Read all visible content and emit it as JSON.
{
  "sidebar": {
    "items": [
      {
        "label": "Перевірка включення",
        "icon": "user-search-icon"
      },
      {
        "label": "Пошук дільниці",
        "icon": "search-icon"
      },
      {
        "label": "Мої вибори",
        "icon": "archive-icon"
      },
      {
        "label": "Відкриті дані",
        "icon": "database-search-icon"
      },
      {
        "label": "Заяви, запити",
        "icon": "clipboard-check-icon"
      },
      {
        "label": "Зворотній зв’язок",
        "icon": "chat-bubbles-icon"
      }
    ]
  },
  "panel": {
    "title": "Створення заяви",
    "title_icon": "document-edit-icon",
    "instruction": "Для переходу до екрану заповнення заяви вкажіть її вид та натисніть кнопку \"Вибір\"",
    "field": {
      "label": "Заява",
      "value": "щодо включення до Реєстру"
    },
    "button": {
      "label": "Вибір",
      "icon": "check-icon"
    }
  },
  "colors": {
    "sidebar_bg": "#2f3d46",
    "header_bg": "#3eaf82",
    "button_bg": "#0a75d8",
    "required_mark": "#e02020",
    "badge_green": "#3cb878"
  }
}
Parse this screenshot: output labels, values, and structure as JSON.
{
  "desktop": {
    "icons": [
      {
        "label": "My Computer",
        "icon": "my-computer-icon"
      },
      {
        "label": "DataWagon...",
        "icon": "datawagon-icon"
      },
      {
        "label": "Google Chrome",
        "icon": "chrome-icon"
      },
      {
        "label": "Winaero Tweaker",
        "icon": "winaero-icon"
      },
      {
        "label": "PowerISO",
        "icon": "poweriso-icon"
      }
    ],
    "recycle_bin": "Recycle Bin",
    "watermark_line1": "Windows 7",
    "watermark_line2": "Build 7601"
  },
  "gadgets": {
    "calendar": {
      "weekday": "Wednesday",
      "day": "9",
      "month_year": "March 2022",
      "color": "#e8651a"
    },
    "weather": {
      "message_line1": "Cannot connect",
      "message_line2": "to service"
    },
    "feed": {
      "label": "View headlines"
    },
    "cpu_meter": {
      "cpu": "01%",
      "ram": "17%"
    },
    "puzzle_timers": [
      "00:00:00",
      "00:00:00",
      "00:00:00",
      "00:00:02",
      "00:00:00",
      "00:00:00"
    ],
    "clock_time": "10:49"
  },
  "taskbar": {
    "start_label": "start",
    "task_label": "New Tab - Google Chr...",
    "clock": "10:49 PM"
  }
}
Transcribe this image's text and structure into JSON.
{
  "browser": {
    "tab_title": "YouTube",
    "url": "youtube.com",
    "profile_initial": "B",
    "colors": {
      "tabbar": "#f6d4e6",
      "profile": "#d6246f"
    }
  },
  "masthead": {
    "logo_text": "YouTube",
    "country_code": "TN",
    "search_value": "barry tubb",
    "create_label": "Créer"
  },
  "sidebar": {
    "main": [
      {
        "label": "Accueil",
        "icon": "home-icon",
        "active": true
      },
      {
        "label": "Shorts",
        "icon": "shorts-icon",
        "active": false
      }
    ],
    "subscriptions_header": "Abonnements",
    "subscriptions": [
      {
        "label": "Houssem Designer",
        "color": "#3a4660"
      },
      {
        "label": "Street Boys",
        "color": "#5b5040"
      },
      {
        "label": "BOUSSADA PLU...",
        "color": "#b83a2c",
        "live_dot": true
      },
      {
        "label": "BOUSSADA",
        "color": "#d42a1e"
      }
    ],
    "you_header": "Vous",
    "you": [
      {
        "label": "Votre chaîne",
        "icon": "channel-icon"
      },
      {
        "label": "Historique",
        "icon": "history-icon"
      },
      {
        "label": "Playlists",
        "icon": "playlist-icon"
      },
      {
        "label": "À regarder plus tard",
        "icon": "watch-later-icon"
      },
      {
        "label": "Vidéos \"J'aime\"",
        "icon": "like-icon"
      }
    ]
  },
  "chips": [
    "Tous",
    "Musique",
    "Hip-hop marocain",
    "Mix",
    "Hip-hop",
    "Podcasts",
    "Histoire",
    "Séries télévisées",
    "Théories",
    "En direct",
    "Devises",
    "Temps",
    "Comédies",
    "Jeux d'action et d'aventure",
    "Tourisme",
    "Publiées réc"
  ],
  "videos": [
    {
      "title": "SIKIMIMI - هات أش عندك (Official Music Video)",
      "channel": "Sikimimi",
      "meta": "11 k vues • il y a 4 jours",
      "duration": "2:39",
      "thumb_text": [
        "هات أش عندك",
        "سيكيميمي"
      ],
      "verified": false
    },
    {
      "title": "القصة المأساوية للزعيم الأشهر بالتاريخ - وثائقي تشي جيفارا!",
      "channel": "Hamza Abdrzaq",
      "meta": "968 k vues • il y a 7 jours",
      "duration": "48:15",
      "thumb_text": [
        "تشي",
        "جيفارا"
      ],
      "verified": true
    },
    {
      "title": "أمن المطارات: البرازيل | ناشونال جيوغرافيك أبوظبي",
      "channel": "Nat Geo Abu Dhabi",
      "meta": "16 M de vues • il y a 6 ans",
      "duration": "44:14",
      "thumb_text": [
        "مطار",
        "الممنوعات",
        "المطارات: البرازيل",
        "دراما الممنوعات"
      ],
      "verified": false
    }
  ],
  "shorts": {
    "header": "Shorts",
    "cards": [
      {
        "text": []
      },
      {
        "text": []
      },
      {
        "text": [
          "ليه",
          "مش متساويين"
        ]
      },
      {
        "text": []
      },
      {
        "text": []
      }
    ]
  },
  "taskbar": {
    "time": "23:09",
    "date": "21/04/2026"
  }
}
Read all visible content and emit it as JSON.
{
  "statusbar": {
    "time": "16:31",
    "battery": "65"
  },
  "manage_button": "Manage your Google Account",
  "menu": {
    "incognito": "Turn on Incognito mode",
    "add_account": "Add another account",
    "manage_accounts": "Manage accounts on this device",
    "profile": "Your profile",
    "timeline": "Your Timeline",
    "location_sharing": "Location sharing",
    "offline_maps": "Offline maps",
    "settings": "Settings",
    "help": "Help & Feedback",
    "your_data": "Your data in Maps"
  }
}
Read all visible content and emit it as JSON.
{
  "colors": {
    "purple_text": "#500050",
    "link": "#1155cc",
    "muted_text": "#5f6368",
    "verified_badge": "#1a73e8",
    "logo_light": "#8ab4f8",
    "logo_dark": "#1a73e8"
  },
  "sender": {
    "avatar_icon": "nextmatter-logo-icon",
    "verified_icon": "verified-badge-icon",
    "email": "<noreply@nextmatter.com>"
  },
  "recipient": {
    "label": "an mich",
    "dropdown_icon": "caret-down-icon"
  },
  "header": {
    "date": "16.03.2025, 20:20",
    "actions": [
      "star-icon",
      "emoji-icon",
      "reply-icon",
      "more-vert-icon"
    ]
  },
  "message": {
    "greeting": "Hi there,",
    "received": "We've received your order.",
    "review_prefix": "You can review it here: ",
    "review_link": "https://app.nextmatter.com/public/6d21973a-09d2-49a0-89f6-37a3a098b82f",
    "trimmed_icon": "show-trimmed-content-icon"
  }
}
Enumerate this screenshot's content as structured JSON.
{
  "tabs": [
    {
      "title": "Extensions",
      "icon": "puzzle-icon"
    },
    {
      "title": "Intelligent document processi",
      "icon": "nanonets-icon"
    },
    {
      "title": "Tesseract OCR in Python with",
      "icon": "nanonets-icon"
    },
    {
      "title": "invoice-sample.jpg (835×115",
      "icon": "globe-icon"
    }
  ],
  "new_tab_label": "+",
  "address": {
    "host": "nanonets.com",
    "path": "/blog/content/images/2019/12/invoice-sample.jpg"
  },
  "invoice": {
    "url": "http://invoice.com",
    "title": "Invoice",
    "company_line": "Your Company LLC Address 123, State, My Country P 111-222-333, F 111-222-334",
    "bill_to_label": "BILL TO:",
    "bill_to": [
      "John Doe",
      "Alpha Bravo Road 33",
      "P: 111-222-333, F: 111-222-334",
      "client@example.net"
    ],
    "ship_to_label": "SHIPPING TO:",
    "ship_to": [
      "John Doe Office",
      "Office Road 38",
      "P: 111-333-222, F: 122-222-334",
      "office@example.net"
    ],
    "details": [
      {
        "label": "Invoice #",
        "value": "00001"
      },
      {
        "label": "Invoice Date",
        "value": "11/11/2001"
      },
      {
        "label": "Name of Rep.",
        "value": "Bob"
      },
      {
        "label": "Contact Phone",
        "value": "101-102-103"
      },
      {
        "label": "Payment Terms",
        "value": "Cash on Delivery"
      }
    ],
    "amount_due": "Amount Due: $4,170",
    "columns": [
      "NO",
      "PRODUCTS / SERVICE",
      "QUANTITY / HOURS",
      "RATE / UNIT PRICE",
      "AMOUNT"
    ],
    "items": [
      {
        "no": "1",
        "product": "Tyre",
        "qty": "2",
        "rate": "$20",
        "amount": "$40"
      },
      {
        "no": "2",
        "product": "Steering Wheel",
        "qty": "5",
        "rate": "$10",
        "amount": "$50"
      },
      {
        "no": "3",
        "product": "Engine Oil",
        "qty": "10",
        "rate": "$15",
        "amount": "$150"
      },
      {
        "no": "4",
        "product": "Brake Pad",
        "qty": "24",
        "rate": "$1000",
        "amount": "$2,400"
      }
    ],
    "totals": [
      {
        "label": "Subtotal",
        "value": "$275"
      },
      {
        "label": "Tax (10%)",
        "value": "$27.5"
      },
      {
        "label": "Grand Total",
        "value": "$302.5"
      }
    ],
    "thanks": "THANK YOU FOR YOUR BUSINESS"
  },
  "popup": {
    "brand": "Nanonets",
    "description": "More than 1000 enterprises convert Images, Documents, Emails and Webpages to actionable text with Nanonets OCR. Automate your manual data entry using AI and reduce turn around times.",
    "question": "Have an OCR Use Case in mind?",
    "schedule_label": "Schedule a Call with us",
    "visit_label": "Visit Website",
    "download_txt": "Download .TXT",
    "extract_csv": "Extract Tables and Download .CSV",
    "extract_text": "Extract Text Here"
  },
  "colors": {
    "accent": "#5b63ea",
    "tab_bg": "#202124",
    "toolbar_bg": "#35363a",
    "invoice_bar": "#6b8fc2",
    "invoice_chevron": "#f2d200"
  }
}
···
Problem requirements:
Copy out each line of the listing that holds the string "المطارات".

Written answer:
      "title": "أمن المطارات: البرازيل | ناشونال جيوغرافيك أبوظبي",
        "المطارات: البرازيل",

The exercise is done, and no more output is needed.